» **Work task**: What is needed is an exact reproduction of the listing, without its pictures.

» **Study material**:
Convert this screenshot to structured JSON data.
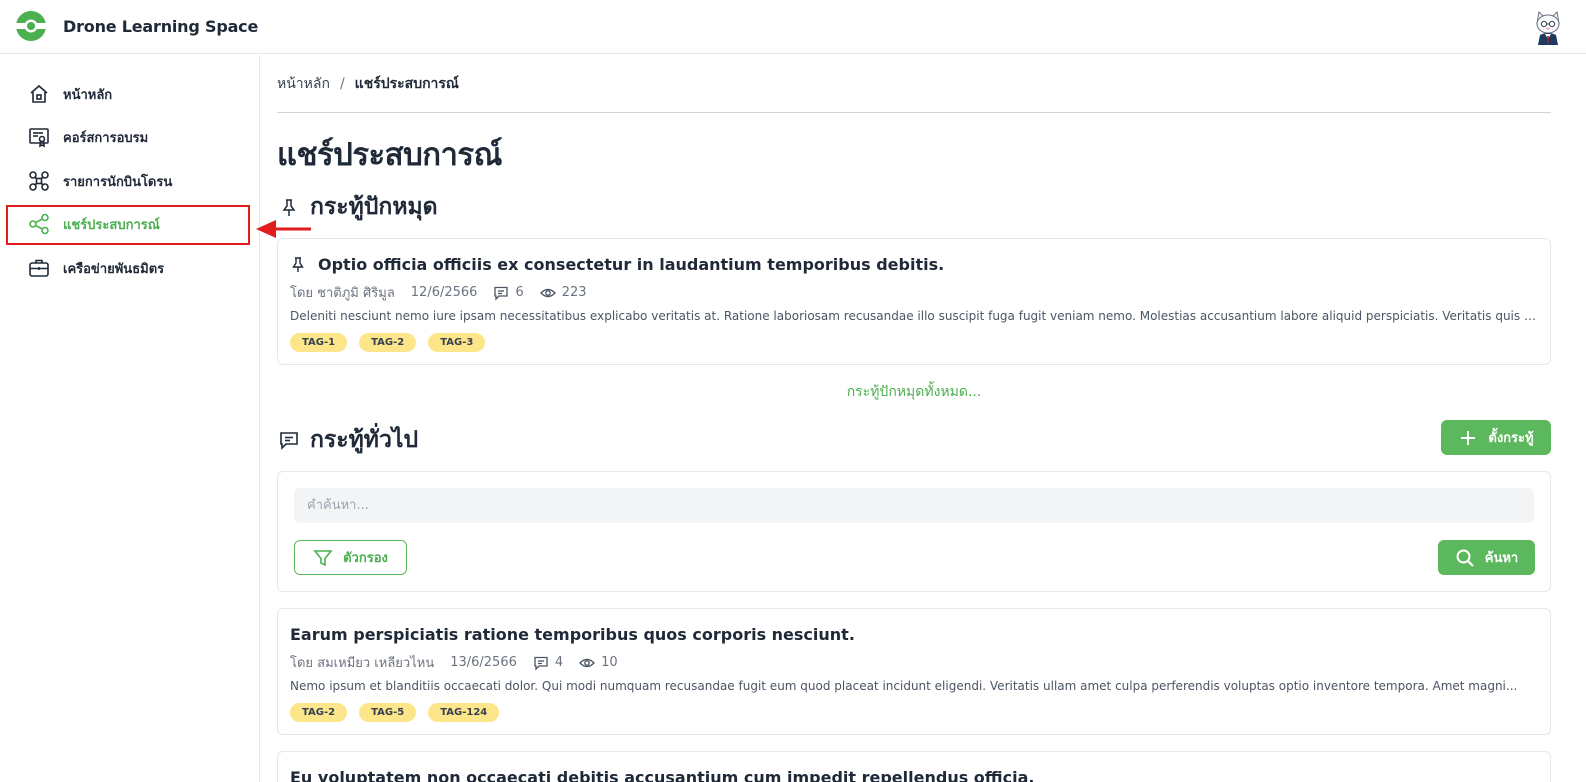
{
  "app": {
    "name": "Drone Learning Space",
    "accent_color": "#4caf50",
    "logo_icon": "drone-eye-logo",
    "avatar_icon": "cat-avatar"
  },
  "sidebar": {
    "items": [
      {
        "label": "หน้าหลัก",
        "icon": "home-icon",
        "active": false
      },
      {
        "label": "คอร์สการอบรม",
        "icon": "certificate-icon",
        "active": false
      },
      {
        "label": "รายการนักบินโดรน",
        "icon": "drone-icon",
        "active": false
      },
      {
        "label": "แชร์ประสบการณ์",
        "icon": "share-icon",
        "active": true
      },
      {
        "label": "เครือข่ายพันธมิตร",
        "icon": "briefcase-icon",
        "active": false
      }
    ]
  },
  "breadcrumb": {
    "home": "หน้าหลัก",
    "separator": "/",
    "current": "แชร์ประสบการณ์"
  },
  "page": {
    "title": "แชร์ประสบการณ์"
  },
  "pinned": {
    "heading": "กระทู้ปักหมุด",
    "see_all": "กระทู้ปักหมุดทั้งหมด...",
    "posts": [
      {
        "title": "Optio officia officiis ex consectetur in laudantium temporibus debitis.",
        "author": "โดย ชาติภูมิ ศิริมูล",
        "date": "12/6/2566",
        "comments": "6",
        "views": "223",
        "excerpt": "Deleniti nesciunt nemo iure ipsam necessitatibus explicabo veritatis at. Ratione laboriosam recusandae illo suscipit fuga fugit veniam nemo. Molestias accusantium labore aliquid perspiciatis. Veritatis quis sunt...",
        "tags": [
          "TAG-1",
          "TAG-2",
          "TAG-3"
        ]
      }
    ]
  },
  "general": {
    "heading": "กระทู้ทั่วไป",
    "new_post_label": "ตั้งกระทู้",
    "search": {
      "placeholder": "คำค้นหา...",
      "value": "",
      "filter_label": "ตัวกรอง",
      "search_label": "ค้นหา"
    },
    "posts": [
      {
        "title": "Earum perspiciatis ratione temporibus quos corporis nesciunt.",
        "author": "โดย สมเหมียว เหลียวไหน",
        "date": "13/6/2566",
        "comments": "4",
        "views": "10",
        "excerpt": "Nemo ipsum et blanditiis occaecati dolor. Qui modi numquam recusandae fugit eum quod placeat incidunt eligendi. Veritatis ullam amet culpa perferendis voluptas optio inventore tempora. Amet magni...",
        "tags": [
          "TAG-2",
          "TAG-5",
          "TAG-124"
        ]
      },
      {
        "title": "Eu voluptatem non occaecati debitis accusantium cum impedit repellendus officia."
      }
    ]
  },
  "tag_color": "#fde68a"
}
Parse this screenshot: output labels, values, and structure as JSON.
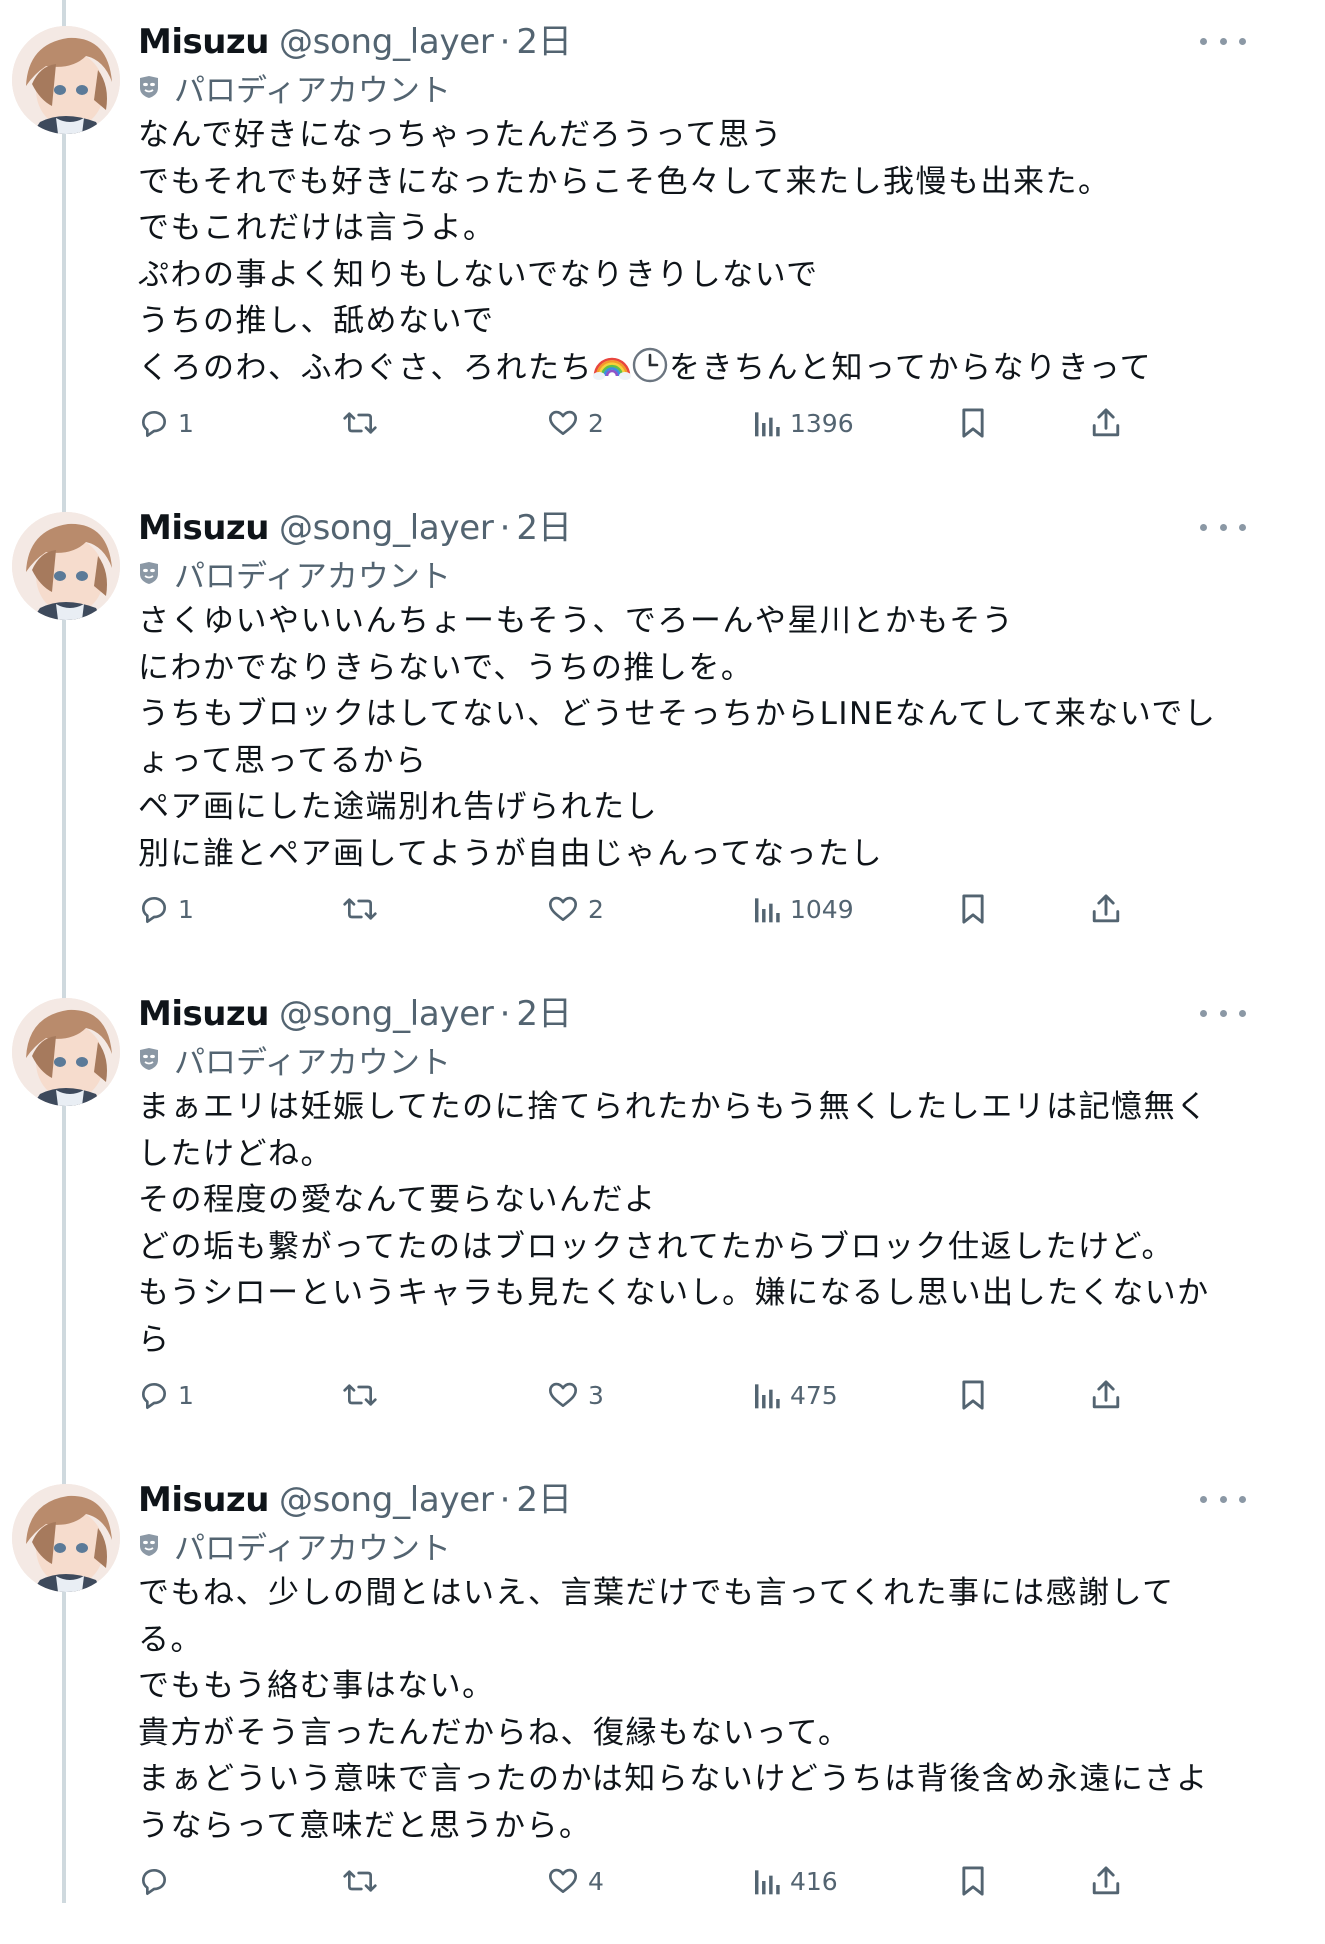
{
  "tweets": [
    {
      "name": "Misuzu",
      "handle": "@song_layer",
      "sep": "·",
      "time": "2日",
      "label": "パロディアカウント",
      "text_before_emoji": "なんで好きになっちゃったんだろうって思う\nでもそれでも好きになったからこそ色々して来たし我慢も出来た。\nでもこれだけは言うよ。\nぷわの事よく知りもしないでなりきりしないで\nうちの推し、舐めないで\nくろのわ、ふわぐさ、ろれたち",
      "emojis": [
        "rainbow",
        "clock"
      ],
      "text_after_emoji": "をきちんと知ってからなりきって",
      "replies": "1",
      "retweets": "",
      "likes": "2",
      "views": "1396"
    },
    {
      "name": "Misuzu",
      "handle": "@song_layer",
      "sep": "·",
      "time": "2日",
      "label": "パロディアカウント",
      "text_before_emoji": "さくゆいやいいんちょーもそう、でろーんや星川とかもそう\nにわかでなりきらないで、うちの推しを。\nうちもブロックはしてない、どうせそっちからLINEなんてして来ないでし\nょって思ってるから\nペア画にした途端別れ告げられたし\n別に誰とペア画してようが自由じゃんってなったし",
      "emojis": [],
      "text_after_emoji": "",
      "replies": "1",
      "retweets": "",
      "likes": "2",
      "views": "1049"
    },
    {
      "name": "Misuzu",
      "handle": "@song_layer",
      "sep": "·",
      "time": "2日",
      "label": "パロディアカウント",
      "text_before_emoji": "まぁエリは妊娠してたのに捨てられたからもう無くしたしエリは記憶無く\nしたけどね。\nその程度の愛なんて要らないんだよ\nどの垢も繋がってたのはブロックされてたからブロック仕返したけど。\nもうシローというキャラも見たくないし。嫌になるし思い出したくないか\nら",
      "emojis": [],
      "text_after_emoji": "",
      "replies": "1",
      "retweets": "",
      "likes": "3",
      "views": "475"
    },
    {
      "name": "Misuzu",
      "handle": "@song_layer",
      "sep": "·",
      "time": "2日",
      "label": "パロディアカウント",
      "text_before_emoji": "でもね、少しの間とはいえ、言葉だけでも言ってくれた事には感謝して\nる。\nでももう絡む事はない。\n貴方がそう言ったんだからね、復縁もないって。\nまぁどういう意味で言ったのかは知らないけどうちは背後含め永遠にさよ\nうならって意味だと思うから。",
      "emojis": [],
      "text_after_emoji": "",
      "replies": "",
      "retweets": "",
      "likes": "4",
      "views": "416"
    }
  ],
  "icons": {
    "more": "more-dots-icon",
    "label": "parody-mask-icon",
    "reply": "reply-icon",
    "retweet": "retweet-icon",
    "like": "heart-icon",
    "views": "views-chart-icon",
    "bookmark": "bookmark-icon",
    "share": "share-icon"
  },
  "colors": {
    "text": "#0f1419",
    "secondary": "#536471",
    "thread_line": "#cfd9de",
    "more_dots": "#8b98a5"
  }
}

» **Solution for this task**:
Convert this screenshot to structured JSON data.
{
  "app": {
    "name": "Drone Learning Space",
    "accent_color": "#4caf50",
    "logo_icon": "drone-eye-logo",
    "avatar_icon": "cat-avatar"
  },
  "sidebar": {
    "items": [
      {
        "label": "หน้าหลัก",
        "icon": "home-icon",
        "active": false
      },
      {
        "label": "คอร์สการอบรม",
        "icon": "certificate-icon",
        "active": false
      },
      {
        "label": "รายการนักบินโดรน",
        "icon": "drone-icon",
        "active": false
      },
      {
        "label": "แชร์ประสบการณ์",
        "icon": "share-icon",
        "active": true
      },
      {
        "label": "เครือข่ายพันธมิตร",
        "icon": "briefcase-icon",
        "active": false
      }
    ]
  },
  "breadcrumb": {
    "home": "หน้าหลัก",
    "separator": "/",
    "current": "แชร์ประสบการณ์"
  },
  "page": {
    "title": "แชร์ประสบการณ์"
  },
  "pinned": {
    "heading": "กระทู้ปักหมุด",
    "see_all": "กระทู้ปักหมุดทั้งหมด...",
    "posts": [
      {
        "title": "Optio officia officiis ex consectetur in laudantium temporibus debitis.",
        "author": "โดย ชาติภูมิ ศิริมูล",
        "date": "12/6/2566",
        "comments": "6",
        "views": "223",
        "excerpt": "Deleniti nesciunt nemo iure ipsam necessitatibus explicabo veritatis at. Ratione laboriosam recusandae illo suscipit fuga fugit veniam nemo. Molestias accusantium labore aliquid perspiciatis. Veritatis quis sunt...",
        "tags": [
          "TAG-1",
          "TAG-2",
          "TAG-3"
        ]
      }
    ]
  },
  "general": {
    "heading": "กระทู้ทั่วไป",
    "new_post_label": "ตั้งกระทู้",
    "search": {
      "placeholder": "คำค้นหา...",
      "value": "",
      "filter_label": "ตัวกรอง",
      "search_label": "ค้นหา"
    },
    "posts": [
      {
        "title": "Earum perspiciatis ratione temporibus quos corporis nesciunt.",
        "author": "โดย สมเหมียว เหลียวไหน",
        "date": "13/6/2566",
        "comments": "4",
        "views": "10",
        "excerpt": "Nemo ipsum et blanditiis occaecati dolor. Qui modi numquam recusandae fugit eum quod placeat incidunt eligendi. Veritatis ullam amet culpa perferendis voluptas optio inventore tempora. Amet magni...",
        "tags": [
          "TAG-2",
          "TAG-5",
          "TAG-124"
        ]
      },
      {
        "title": "Eu voluptatem non occaecati debitis accusantium cum impedit repellendus officia."
      }
    ]
  },
  "tag_color": "#fde68a"
}
Parse this screenshot: output labels, values, and structure as JSON.
{
  "tweets": [
    {
      "name": "Misuzu",
      "handle": "@song_layer",
      "sep": "·",
      "time": "2日",
      "label": "パロディアカウント",
      "text_before_emoji": "なんで好きになっちゃったんだろうって思う\nでもそれでも好きになったからこそ色々して来たし我慢も出来た。\nでもこれだけは言うよ。\nぷわの事よく知りもしないでなりきりしないで\nうちの推し、舐めないで\nくろのわ、ふわぐさ、ろれたち",
      "emojis": [
        "rainbow",
        "clock"
      ],
      "text_after_emoji": "をきちんと知ってからなりきって",
      "replies": "1",
      "retweets": "",
      "likes": "2",
      "views": "1396"
    },
    {
      "name": "Misuzu",
      "handle": "@song_layer",
      "sep": "·",
      "time": "2日",
      "label": "パロディアカウント",
      "text_before_emoji": "さくゆいやいいんちょーもそう、でろーんや星川とかもそう\nにわかでなりきらないで、うちの推しを。\nうちもブロックはしてない、どうせそっちからLINEなんてして来ないでし\nょって思ってるから\nペア画にした途端別れ告げられたし\n別に誰とペア画してようが自由じゃんってなったし",
      "emojis": [],
      "text_after_emoji": "",
      "replies": "1",
      "retweets": "",
      "likes": "2",
      "views": "1049"
    },
    {
      "name": "Misuzu",
      "handle": "@song_layer",
      "sep": "·",
      "time": "2日",
      "label": "パロディアカウント",
      "text_before_emoji": "まぁエリは妊娠してたのに捨てられたからもう無くしたしエリは記憶無く\nしたけどね。\nその程度の愛なんて要らないんだよ\nどの垢も繋がってたのはブロックされてたからブロック仕返したけど。\nもうシローというキャラも見たくないし。嫌になるし思い出したくないか\nら",
      "emojis": [],
      "text_after_emoji": "",
      "replies": "1",
      "retweets": "",
      "likes": "3",
      "views": "475"
    },
    {
      "name": "Misuzu",
      "handle": "@song_layer",
      "sep": "·",
      "time": "2日",
      "label": "パロディアカウント",
      "text_before_emoji": "でもね、少しの間とはいえ、言葉だけでも言ってくれた事には感謝して\nる。\nでももう絡む事はない。\n貴方がそう言ったんだからね、復縁もないって。\nまぁどういう意味で言ったのかは知らないけどうちは背後含め永遠にさよ\nうならって意味だと思うから。",
      "emojis": [],
      "text_after_emoji": "",
      "replies": "",
      "retweets": "",
      "likes": "4",
      "views": "416"
    }
  ],
  "icons": {
    "more": "more-dots-icon",
    "label": "parody-mask-icon",
    "reply": "reply-icon",
    "retweet": "retweet-icon",
    "like": "heart-icon",
    "views": "views-chart-icon",
    "bookmark": "bookmark-icon",
    "share": "share-icon"
  },
  "colors": {
    "text": "#0f1419",
    "secondary": "#536471",
    "thread_line": "#cfd9de",
    "more_dots": "#8b98a5"
  }
}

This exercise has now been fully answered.